When Ted Turner had "Casablanca" colorized, many members of the Hollywood creative community cringed.

Again.Led by such notables as Woody Allen and James Stewart, these purists had long argued that Turner was committing sacrilege by taking films that were purposely shot in black-and-white and adding artificial hues to them.

The case of "Casablanca," they said, offered further proof that colorization was turning classic movies into artistic disasters. And few would argue that the addition of computerized color to this film as well as such legends as "The Maltese Falcon" and "White Heat" did nothing to enhance these productions.

But here's news for the purists. Colorization ain't all bad.

John Wayne's "three-day wonders" prove that.

That's what Wayne often called the two dozen-plus quickie Westerns he starred in during the early 1930s years before he became a major star. The Westerns, or cowboy pictures as some called them, were cheaply produced and really did take about only three days to film.

They were turned out for the Saturday matinee crowd that craved B Western action week after week. Overall, Wayne made 30 of these little Westerns; six for Warner Brothers in 1932-33, 16 Lone Star Productions for Monogram in 1933-35 and eight for Republic in 1935-36.

The Lone Star group has played on television over and over since the 1950s, mostly as curiosity pieces. There is a sameness about them, mainly because the cast varies little from film to film. Almost all of them feature George Hayes in his pre-Gabby days, soon-to-be super stuntman Yakima Canutt as either villain or foe and Earl Dwire in roles ranging from a Mexican bandit to an honest rancher.

Everybody has probably seen at least one of these efforts at one time or another, marveling at the youth of Wayne and chuckling at the amateurish production values.

But now the films have been given new life thanks to colorization. Vid-America Inc., a video outfit based in New York, is currently adding computerized color to these old movies, and the results are quite pleasing.

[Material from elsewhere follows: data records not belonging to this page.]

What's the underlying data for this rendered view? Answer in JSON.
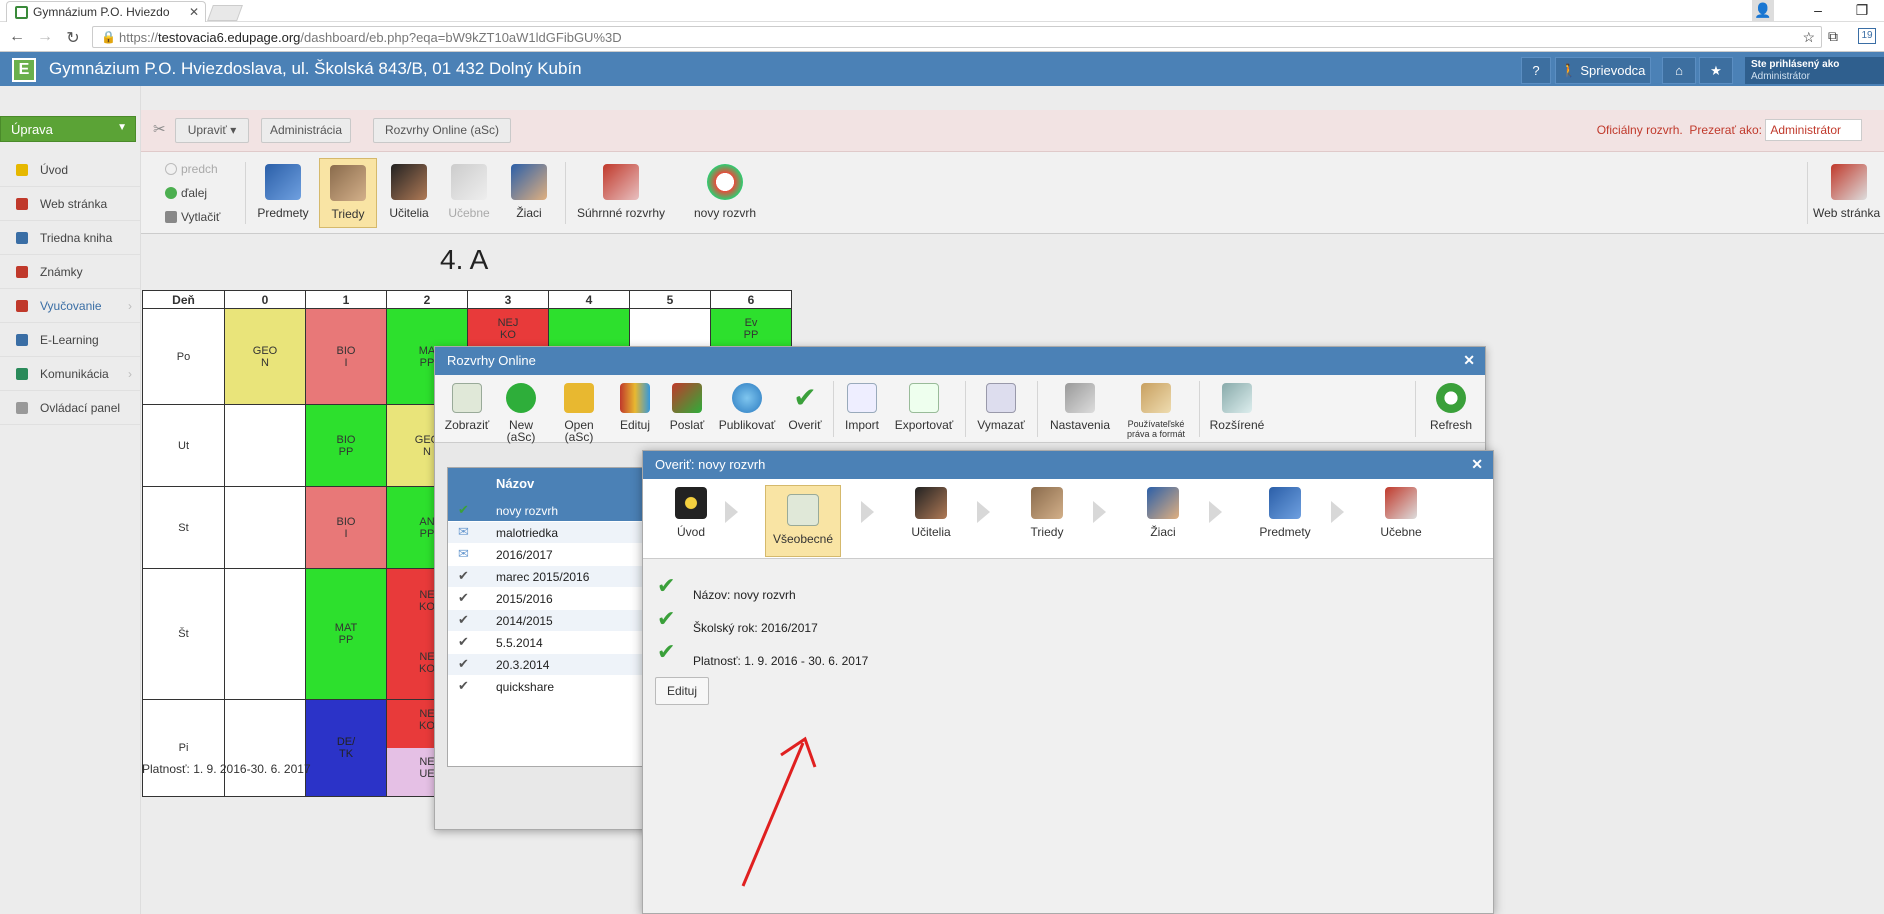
{
  "browser": {
    "tab_title": "Gymnázium P.O. Hviezdo",
    "url_scheme": "https://",
    "url_host": "testovacia6.edupage.org",
    "url_path": "/dashboard/eb.php?eqa=bW9kZT10aW1ldGFibGU%3D",
    "badge": "19"
  },
  "header": {
    "school": "Gymnázium P.O. Hviezdoslava, ul. Školská 843/B, 01 432 Dolný Kubín",
    "help": "?",
    "guide": "Sprievodca",
    "user_line1": "Ste prihlásený ako",
    "user_line2": "Administrátor"
  },
  "sidebar": {
    "menu_button": "Úprava",
    "items": [
      {
        "label": "Úvod",
        "color": "#e6b800"
      },
      {
        "label": "Web stránka",
        "color": "#c0392b"
      },
      {
        "label": "Triedna kniha",
        "color": "#3a6ea5"
      },
      {
        "label": "Známky",
        "color": "#c0392b"
      },
      {
        "label": "Vyučovanie",
        "color": "#c0392b"
      },
      {
        "label": "E-Learning",
        "color": "#3a6ea5"
      },
      {
        "label": "Komunikácia",
        "color": "#2a8a5a"
      },
      {
        "label": "Ovládací panel",
        "color": "#999999"
      }
    ]
  },
  "topbar": {
    "edit": "Upraviť ▾",
    "admin": "Administrácia",
    "online": "Rozvrhy Online (aSc)",
    "official": "Oficiálny rozvrh.",
    "view_as": "Prezerať ako:",
    "view_as_value": "Administrátor"
  },
  "toolbar": {
    "prev": "predch",
    "next": "ďalej",
    "print": "Vytlačiť",
    "subjects": "Predmety",
    "classes": "Triedy",
    "teachers": "Učitelia",
    "rooms": "Učebne",
    "students": "Žiaci",
    "summary": "Súhrnné rozvrhy",
    "new_tt": "novy rozvrh",
    "web": "Web stránka"
  },
  "timetable": {
    "title": "4. A",
    "header": [
      "Deň",
      "0",
      "1",
      "2",
      "3",
      "4",
      "5",
      "6"
    ],
    "days": [
      "Po",
      "Ut",
      "St",
      "Št",
      "Pi"
    ],
    "cells": {
      "po0": "GEO\nN",
      "po1": "BIO\nI",
      "po2": "MA\nPP",
      "po3": "NEJ\nKO",
      "po6": "Ev\nPP",
      "ut1": "BIO\nPP",
      "ut2": "GEO\nN",
      "st1": "BIO\nI",
      "st2": "AN\nPP",
      "st_1": "MAT\nPP",
      "st_2a": "NE\nKO",
      "st_2b": "NE\nKO",
      "pi1": "DE/\nTK",
      "pi2a": "NE\nKO",
      "pi2b": "NE\nUE"
    },
    "validity": "Platnosť: 1. 9. 2016-30. 6. 2017"
  },
  "dialog1": {
    "title": "Rozvrhy Online",
    "buttons": [
      "Zobraziť",
      "New\n(aSc)",
      "Open\n(aSc)",
      "Edituj",
      "Poslať",
      "Publikovať",
      "Overiť",
      "Import",
      "Exportovať",
      "Vymazať",
      "Nastavenia",
      "Používateľské\npráva a formát",
      "Rozšírené",
      "Refresh"
    ],
    "list_header": "Názov",
    "list": [
      "novy rozvrh",
      "malotriedka",
      "2016/2017",
      "marec 2015/2016",
      "2015/2016",
      "2014/2015",
      "5.5.2014",
      "20.3.2014",
      "quickshare"
    ]
  },
  "dialog2": {
    "title": "Overiť: novy rozvrh",
    "steps": [
      "Úvod",
      "Všeobecné",
      "Učitelia",
      "Triedy",
      "Žiaci",
      "Predmety",
      "Učebne"
    ],
    "checks": [
      "Názov: novy rozvrh",
      "Školský rok: 2016/2017",
      "Platnosť: 1. 9. 2016 - 30. 6. 2017"
    ],
    "edit": "Edituj"
  }
}
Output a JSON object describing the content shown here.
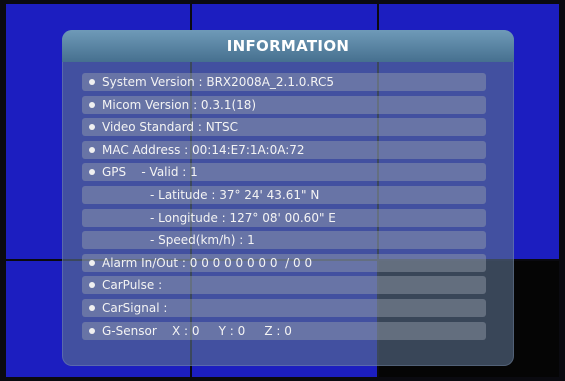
{
  "panel": {
    "title": "INFORMATION",
    "rows": [
      {
        "text": "System Version : BRX2008A_2.1.0.RC5",
        "bullet": true
      },
      {
        "text": "Micom Version : 0.3.1(18)",
        "bullet": true
      },
      {
        "text": "Video Standard : NTSC",
        "bullet": true
      },
      {
        "text": "MAC Address : 00:14:E7:1A:0A:72",
        "bullet": true
      },
      {
        "text": "GPS    - Valid : 1",
        "bullet": true
      },
      {
        "text": "- Latitude : 37° 24' 43.61\" N",
        "bullet": false
      },
      {
        "text": "- Longitude : 127° 08' 00.60\" E",
        "bullet": false
      },
      {
        "text": "- Speed(km/h) : 1",
        "bullet": false
      },
      {
        "text": "Alarm In/Out : 0 0 0 0 0 0 0 0  / 0 0",
        "bullet": true
      },
      {
        "text": "CarPulse :",
        "bullet": true
      },
      {
        "text": "CarSignal :",
        "bullet": true
      },
      {
        "text": "G-Sensor    X : 0     Y : 0     Z : 0",
        "bullet": true
      }
    ]
  },
  "colors": {
    "camera_background": "#1c1ec0",
    "panel_background": "#5a708c",
    "title_bar": "#46708f",
    "text": "#f4f4f4"
  }
}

The Lone Star releases were not shot in black-and-white because of any artistic considerations. It was all done in the name of economics. Colorizing the films makes them much more watchable.

And, perhaps, that's where the future of colorization lies. It can be used to rescue the B productions of 1930s and 1940s from oblivion and introduce them to a new generation. Most everyone will watch "Casablanca" in black-and-white, but few people will bother to tune in Wayne's 1933 "Sagebrush Trail" without the added allure of color.

So far VidAmerica has released four of Wayne's Lone Star films in colorized versions at the suggested list price of $14.95 each. The four include:

- "Sagebrush Trail" (1933) in which Wayne, wrongly convicted of murder, escapes jail and heads west to search for the real killer.

- "West of the Divide" (1933) has Wayne hell-bent for revenge against the man who murdered his mother and father.

- "Blue Steel" (1934) features Wayne as a U.S. marshal who infiltrates a gang that is terrorizing a town.

- "The Man from Utah" (1934) has Wayne as an undercover agent posing as a rodeo star hired to break up a gang of rodeo racketeers.

VidAmerica plans to release at least 11 more in the colorized format.

Also new to these films is a music score, which was absent when they were originally produced. The score, the same for each film, works nicely at times, but at other times its classical roots seem out of place. It would be better if VidAmerica could come up with various and more action-packed music scores for future releases.